Using the records below, copy every line that holds the string "icon".
### STORED DATA ###
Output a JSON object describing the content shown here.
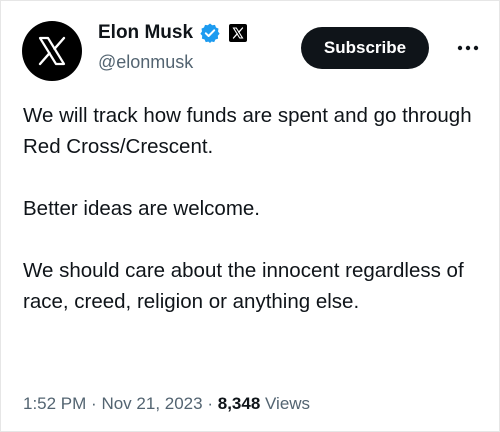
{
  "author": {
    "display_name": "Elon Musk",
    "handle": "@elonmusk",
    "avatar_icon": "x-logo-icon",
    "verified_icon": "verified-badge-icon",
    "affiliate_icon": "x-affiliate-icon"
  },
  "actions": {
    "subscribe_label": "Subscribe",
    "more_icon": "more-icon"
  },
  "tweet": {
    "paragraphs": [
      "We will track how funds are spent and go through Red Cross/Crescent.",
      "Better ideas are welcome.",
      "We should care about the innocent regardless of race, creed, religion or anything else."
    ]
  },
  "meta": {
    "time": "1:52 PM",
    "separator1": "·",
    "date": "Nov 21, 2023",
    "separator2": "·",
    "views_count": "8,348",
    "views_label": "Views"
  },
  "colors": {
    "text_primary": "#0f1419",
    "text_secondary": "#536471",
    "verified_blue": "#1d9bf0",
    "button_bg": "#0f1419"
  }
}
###
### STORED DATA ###
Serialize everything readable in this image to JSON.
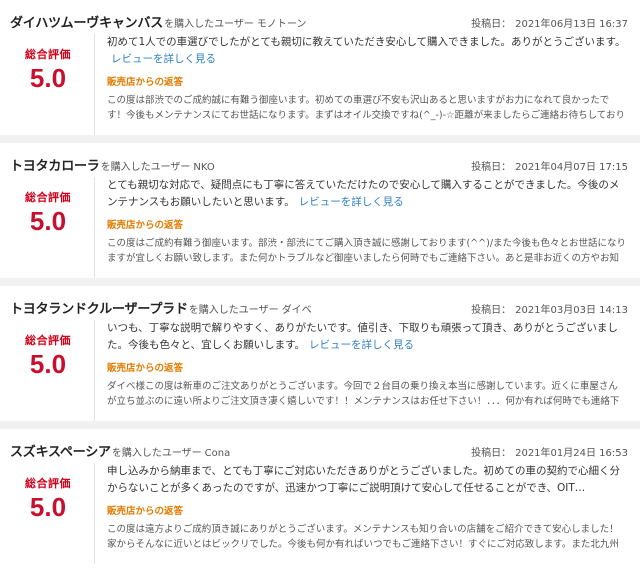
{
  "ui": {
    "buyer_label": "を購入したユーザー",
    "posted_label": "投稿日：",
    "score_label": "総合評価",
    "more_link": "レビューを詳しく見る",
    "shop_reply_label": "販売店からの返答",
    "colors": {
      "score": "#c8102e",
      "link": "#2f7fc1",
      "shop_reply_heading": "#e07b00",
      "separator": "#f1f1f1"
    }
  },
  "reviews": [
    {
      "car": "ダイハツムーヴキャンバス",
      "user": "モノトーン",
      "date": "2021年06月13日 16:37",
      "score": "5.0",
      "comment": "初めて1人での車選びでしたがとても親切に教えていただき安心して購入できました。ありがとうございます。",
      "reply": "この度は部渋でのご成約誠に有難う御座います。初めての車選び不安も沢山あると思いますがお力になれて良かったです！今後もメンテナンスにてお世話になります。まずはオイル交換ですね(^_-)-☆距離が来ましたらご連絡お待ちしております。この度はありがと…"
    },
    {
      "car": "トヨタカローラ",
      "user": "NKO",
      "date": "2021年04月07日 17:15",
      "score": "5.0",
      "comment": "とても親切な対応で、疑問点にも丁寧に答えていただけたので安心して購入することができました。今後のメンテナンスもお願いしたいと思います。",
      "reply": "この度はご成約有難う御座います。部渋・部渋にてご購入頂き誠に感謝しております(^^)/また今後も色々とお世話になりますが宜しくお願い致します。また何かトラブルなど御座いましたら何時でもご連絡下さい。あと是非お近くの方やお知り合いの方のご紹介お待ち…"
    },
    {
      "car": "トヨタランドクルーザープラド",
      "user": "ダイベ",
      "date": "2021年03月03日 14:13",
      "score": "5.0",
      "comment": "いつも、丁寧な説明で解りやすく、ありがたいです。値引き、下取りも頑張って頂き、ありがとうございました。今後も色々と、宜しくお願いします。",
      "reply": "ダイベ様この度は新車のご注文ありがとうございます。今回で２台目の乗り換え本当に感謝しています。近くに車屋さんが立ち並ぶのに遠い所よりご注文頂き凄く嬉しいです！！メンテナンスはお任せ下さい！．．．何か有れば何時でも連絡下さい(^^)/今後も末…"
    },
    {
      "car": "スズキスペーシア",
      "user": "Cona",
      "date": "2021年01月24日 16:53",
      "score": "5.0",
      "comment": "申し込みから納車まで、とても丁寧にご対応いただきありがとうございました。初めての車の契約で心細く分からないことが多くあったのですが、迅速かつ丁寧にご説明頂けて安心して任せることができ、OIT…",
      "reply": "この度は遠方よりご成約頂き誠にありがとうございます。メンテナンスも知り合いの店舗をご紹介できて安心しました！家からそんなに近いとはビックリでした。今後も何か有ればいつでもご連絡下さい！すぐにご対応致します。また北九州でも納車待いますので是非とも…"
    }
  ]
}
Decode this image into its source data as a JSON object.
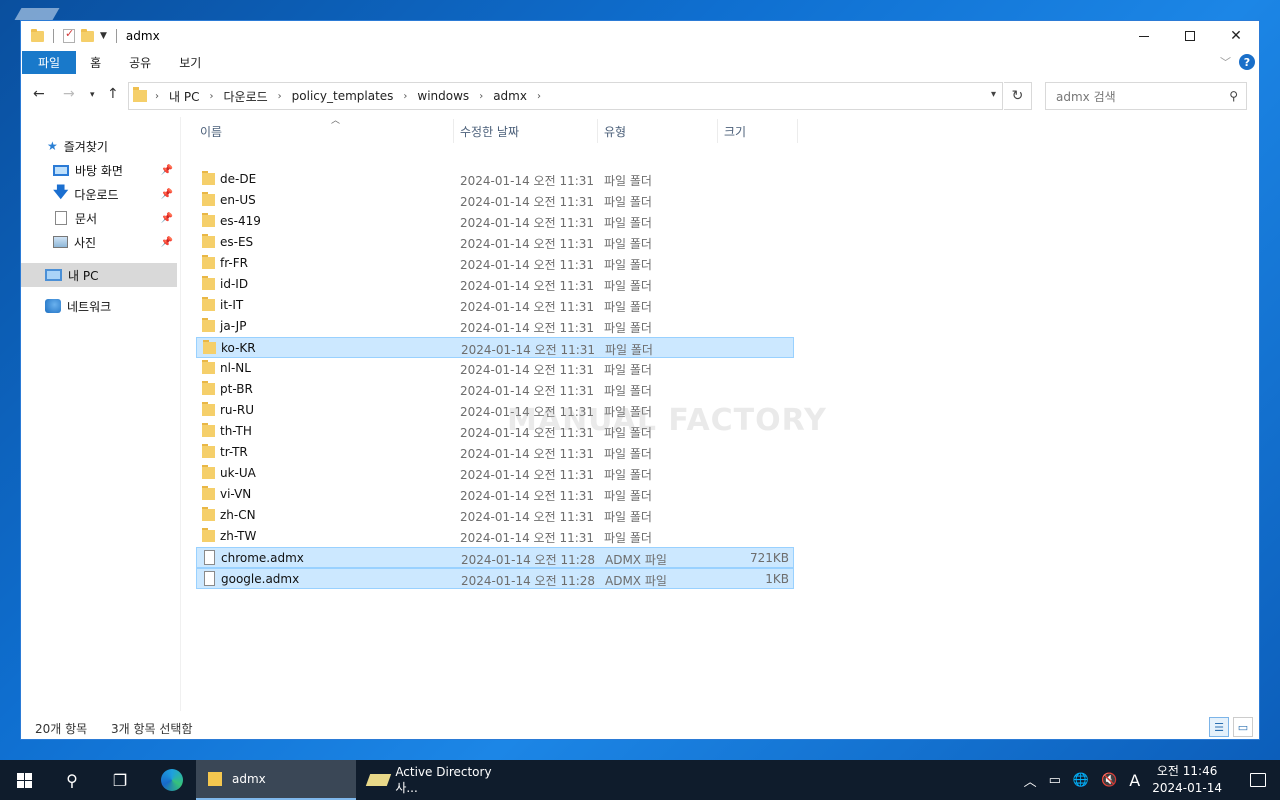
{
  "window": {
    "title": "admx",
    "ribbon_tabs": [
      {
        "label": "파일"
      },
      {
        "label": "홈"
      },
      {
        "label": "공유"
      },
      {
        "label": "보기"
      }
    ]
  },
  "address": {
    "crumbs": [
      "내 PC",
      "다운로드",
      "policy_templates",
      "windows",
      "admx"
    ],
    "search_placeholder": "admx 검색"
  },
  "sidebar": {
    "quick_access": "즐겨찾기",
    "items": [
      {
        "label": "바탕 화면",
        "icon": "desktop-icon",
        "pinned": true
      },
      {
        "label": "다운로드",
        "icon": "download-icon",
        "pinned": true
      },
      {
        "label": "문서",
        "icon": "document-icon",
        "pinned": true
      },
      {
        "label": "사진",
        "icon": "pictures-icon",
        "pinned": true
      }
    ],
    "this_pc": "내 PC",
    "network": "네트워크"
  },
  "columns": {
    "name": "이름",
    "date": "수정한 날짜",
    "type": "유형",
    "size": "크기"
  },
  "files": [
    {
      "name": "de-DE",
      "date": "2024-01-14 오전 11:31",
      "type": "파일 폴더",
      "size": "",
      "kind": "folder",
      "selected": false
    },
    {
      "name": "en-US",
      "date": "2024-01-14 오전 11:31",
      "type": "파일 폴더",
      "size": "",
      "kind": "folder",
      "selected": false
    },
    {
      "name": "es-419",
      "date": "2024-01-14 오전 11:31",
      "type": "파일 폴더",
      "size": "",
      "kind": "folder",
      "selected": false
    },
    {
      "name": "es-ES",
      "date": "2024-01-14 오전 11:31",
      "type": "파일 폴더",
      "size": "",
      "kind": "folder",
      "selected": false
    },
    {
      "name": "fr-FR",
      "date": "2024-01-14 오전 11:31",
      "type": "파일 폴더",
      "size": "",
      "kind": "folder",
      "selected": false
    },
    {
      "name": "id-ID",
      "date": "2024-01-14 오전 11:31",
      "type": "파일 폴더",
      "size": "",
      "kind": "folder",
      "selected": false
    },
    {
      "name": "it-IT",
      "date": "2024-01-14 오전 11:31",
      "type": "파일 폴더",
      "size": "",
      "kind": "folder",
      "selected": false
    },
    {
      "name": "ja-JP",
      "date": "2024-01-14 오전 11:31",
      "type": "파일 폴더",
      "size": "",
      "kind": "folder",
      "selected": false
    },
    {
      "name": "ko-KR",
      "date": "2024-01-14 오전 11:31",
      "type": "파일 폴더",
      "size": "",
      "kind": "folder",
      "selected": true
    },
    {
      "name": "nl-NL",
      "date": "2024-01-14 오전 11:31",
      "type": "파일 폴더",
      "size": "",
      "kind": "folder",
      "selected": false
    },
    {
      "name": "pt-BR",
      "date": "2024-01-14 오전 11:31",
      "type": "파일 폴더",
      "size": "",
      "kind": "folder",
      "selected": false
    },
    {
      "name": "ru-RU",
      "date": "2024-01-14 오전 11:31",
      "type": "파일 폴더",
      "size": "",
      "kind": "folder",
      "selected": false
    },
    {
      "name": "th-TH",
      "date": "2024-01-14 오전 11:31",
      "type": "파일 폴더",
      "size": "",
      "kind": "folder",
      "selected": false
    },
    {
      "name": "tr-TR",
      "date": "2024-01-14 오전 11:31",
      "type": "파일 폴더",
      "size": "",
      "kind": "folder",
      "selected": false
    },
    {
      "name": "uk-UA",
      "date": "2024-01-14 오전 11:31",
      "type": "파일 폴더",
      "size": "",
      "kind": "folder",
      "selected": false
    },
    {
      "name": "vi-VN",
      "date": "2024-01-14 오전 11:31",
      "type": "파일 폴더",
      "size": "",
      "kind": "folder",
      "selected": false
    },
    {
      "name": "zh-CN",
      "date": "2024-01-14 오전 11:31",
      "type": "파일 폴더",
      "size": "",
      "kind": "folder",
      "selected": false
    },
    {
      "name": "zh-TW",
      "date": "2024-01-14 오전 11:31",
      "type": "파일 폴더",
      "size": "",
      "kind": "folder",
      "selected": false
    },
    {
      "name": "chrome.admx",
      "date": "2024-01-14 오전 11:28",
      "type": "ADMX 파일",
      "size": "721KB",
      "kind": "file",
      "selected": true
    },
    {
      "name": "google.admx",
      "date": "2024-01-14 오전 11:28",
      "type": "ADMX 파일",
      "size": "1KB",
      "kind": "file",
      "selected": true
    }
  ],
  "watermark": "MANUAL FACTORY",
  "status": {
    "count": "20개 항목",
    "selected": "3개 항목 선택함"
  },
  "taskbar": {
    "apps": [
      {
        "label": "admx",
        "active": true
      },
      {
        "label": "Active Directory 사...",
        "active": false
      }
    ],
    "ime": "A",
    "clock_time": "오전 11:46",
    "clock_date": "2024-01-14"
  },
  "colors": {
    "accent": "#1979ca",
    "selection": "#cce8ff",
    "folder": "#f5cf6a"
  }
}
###
## EXERCISE SOLUTION:
    "avatar_icon": "x-logo-icon",
    "verified_icon": "verified-badge-icon",
    "affiliate_icon": "x-affiliate-icon"
    "more_icon": "more-icon"
        "icon": "desktop-icon",
        "icon": "download-icon",
        "icon": "document-icon",
        "icon": "pictures-icon",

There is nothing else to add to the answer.